Featuring Rodney “Pie Man” Henry & the Cold-Cold Heartbreakers
Friday, July 11th |7:30pm Doors & Outside Fun | 9pm Bands
A celebration of PIE! Get ready for a building wide event, including the Charm City Roller Girls, Pie tasting contest with Baltimore’s own “Pie Man” Rodney Henry, vintage clothes, sweets and treats, local artists, musicians and vendors, and so much more!
MUSIC: The Cold-Cold Heartbreakers, Sean K. Preston, Rodney Henry’s son Waylon James opens!
DON’T MISS: Pie Tasting Contest, Dangerously Delicious Pies, The Charm City Roller Girls, Go-Go’s Retread Threads |Vintage Clothing Bus, Kinver Edge Pinnies | Handcrafted reversible hostess aprons, Lucky Cup Espresso Truck
TICKETS: Advance: $12, $7 members (no ticketing fees online) At the Door: $15, $10 members
For more info visit Creative Alliance.
Nut and Bolt by J. Arthur Benson, 1982
Illustration by Precious Blake
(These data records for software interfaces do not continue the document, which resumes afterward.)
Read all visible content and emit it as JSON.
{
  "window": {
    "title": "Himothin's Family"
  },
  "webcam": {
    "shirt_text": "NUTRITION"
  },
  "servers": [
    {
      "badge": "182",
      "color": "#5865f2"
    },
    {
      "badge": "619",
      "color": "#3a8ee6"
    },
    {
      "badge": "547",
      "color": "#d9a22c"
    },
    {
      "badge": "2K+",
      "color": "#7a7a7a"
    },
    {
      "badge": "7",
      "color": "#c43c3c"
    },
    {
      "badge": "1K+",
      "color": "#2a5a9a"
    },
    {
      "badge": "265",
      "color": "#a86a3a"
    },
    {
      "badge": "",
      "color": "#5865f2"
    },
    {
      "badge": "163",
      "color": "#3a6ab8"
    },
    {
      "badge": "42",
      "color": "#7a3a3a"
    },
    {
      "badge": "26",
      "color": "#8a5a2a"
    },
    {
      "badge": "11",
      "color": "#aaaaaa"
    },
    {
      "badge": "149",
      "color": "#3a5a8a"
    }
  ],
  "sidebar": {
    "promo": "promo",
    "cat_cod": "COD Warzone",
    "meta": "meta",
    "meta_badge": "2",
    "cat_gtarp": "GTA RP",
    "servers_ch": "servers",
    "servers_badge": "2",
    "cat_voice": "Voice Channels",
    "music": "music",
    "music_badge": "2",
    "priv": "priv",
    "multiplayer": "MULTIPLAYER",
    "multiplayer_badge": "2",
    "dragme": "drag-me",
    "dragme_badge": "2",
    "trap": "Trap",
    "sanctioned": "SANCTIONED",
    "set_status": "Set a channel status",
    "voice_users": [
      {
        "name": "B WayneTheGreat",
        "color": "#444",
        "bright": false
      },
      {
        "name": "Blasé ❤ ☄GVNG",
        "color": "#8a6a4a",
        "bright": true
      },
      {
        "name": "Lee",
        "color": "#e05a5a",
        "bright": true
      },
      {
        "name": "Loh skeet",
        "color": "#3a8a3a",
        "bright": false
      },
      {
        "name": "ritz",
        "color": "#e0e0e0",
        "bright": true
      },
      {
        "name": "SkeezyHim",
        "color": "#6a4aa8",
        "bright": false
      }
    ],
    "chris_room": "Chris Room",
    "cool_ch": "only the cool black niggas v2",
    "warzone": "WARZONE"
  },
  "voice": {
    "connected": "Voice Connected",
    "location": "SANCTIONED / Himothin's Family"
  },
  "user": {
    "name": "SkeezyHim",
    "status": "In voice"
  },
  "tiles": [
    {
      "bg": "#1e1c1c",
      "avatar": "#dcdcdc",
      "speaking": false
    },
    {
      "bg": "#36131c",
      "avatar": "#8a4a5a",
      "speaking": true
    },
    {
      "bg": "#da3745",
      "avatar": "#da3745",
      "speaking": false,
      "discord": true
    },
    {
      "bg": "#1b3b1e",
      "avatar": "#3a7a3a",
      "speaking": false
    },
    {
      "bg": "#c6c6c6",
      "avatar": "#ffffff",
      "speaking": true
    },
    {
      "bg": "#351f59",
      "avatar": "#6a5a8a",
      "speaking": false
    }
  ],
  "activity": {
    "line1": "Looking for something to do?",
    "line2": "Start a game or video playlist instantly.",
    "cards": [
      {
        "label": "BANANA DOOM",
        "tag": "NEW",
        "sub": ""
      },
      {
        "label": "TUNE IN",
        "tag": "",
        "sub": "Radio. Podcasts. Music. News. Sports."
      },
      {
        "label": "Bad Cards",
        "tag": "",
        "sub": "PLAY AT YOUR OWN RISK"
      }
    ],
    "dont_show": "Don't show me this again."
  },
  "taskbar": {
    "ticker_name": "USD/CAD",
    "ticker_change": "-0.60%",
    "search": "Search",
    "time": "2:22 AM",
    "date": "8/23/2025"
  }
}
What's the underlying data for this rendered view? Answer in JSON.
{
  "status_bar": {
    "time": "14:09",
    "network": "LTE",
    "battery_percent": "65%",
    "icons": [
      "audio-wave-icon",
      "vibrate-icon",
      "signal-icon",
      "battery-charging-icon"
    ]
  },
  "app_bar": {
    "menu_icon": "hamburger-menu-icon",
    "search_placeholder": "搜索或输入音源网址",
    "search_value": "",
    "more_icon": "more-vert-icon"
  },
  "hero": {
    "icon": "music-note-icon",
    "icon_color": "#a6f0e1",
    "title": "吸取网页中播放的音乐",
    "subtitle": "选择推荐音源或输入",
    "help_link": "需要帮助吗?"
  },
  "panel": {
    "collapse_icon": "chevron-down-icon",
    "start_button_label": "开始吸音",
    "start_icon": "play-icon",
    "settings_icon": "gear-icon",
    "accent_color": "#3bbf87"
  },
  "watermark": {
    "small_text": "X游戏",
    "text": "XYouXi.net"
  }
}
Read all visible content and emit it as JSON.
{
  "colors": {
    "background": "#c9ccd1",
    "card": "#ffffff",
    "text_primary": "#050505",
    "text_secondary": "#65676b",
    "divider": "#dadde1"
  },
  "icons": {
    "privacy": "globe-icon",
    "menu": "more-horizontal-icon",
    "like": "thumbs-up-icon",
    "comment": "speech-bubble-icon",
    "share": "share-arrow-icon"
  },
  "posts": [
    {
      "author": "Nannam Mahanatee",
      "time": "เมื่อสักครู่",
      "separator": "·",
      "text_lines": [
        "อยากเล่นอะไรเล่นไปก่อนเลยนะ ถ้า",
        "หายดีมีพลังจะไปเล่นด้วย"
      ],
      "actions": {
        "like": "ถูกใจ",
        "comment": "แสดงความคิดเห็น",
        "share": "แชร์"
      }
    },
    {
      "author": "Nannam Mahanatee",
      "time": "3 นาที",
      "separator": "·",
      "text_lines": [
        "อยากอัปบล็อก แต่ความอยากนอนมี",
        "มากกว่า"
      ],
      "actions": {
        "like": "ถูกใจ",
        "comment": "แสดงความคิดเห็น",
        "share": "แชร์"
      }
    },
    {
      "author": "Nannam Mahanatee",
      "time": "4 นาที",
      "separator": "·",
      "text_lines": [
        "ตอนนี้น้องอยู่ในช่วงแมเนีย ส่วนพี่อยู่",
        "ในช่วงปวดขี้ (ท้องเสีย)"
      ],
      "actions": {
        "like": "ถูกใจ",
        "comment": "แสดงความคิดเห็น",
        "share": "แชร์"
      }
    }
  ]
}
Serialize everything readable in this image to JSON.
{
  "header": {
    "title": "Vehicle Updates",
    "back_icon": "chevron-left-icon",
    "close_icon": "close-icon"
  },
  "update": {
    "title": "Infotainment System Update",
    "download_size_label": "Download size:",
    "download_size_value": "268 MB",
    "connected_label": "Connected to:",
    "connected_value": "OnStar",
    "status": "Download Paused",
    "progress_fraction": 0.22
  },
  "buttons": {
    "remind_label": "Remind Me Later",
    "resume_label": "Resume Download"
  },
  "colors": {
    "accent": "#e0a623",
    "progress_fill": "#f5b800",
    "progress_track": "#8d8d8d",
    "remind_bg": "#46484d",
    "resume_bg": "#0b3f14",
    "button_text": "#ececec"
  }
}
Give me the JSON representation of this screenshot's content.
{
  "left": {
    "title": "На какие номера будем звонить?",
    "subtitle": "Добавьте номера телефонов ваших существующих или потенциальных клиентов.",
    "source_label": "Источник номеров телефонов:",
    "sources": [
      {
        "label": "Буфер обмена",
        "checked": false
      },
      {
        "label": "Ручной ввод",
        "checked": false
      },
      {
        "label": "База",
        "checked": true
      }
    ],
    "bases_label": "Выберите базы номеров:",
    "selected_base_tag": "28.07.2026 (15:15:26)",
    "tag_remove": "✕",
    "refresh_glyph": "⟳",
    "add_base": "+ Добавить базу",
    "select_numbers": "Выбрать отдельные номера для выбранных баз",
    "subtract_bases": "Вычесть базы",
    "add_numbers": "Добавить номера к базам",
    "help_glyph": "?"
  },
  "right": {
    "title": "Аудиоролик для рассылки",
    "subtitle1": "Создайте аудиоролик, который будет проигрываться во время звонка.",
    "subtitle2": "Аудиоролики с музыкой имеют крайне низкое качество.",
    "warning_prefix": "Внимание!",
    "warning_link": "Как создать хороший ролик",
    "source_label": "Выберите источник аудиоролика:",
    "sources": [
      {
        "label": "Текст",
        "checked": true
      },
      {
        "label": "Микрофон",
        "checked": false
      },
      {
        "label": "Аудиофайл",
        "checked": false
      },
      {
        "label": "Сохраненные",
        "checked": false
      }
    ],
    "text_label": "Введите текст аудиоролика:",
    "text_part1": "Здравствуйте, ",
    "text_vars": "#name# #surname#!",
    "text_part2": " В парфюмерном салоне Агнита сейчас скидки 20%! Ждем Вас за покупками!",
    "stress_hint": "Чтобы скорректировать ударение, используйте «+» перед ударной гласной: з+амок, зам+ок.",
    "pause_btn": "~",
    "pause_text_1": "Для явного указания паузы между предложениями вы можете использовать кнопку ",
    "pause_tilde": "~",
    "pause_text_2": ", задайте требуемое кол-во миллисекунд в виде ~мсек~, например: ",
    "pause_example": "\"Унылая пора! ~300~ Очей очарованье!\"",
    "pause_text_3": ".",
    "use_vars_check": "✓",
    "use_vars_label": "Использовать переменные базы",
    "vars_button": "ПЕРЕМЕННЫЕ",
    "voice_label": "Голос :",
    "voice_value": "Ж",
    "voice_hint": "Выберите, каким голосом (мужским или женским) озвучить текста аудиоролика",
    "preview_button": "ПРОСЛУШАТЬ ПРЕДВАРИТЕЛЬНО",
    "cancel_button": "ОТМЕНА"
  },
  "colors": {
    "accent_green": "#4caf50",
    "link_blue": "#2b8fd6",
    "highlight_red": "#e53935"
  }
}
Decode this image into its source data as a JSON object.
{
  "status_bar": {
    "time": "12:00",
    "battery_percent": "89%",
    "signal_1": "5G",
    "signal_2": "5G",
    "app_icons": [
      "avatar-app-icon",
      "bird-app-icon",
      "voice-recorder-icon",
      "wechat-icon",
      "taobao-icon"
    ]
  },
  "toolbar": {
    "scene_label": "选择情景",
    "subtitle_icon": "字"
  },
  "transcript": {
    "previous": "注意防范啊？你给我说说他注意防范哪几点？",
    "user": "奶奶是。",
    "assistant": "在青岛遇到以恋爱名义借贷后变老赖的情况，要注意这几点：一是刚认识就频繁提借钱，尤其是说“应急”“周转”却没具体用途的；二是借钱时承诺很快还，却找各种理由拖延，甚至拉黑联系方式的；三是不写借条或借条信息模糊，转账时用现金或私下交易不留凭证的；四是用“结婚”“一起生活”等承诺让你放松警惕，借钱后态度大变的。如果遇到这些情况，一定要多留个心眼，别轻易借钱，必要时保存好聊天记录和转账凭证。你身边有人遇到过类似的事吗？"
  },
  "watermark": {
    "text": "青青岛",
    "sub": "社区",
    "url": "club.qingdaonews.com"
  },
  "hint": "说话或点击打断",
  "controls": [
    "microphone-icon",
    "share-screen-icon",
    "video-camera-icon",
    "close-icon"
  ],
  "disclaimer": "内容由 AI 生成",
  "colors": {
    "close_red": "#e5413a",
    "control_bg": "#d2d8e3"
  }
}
Art Benson lives in Baltimore where he was on the faculty of the Maryland Institute College of Art for three decades, from 1972 to 2002, serving as the head of the undergraduate sculpture department. He recieved this commission in 1981 from James Pettit, the project architect for Ayers Saint (today Ayers Saint Gross), who designed the new addition to the Mount Royal Elementary/Middle School.
The artwork was to be developed as part of an elevated two story pedestrian bridge connecting the new building to the older one. The walkway is clad in metal panels that were painted yellow, white, and red arranged to emphasize the mechanical nature of the bridge. The bridge functions as a visual anchor but also hides structural colomns that turned out to be needed to support the bridge above the plaza area. Two large L brackets, one designed for each side of the elevated passagway, appear to have been fixed in place by four nuts and bolts.
The architect and artist collaborated to produce a work of art that would be fun, colorful, and visually related to a tinker toy. After all, this was a school for young children and Nut and Bolt would be installed near where these students would play every day.
See more of Art Benson’s work at www.arthurbenson.com
Want to know more about Baltimore Public Art? Pick up the book Outdoor Sculpture in Baltimore: A Historical Guide to Public Art in the Monumental City by Cindy Kelly.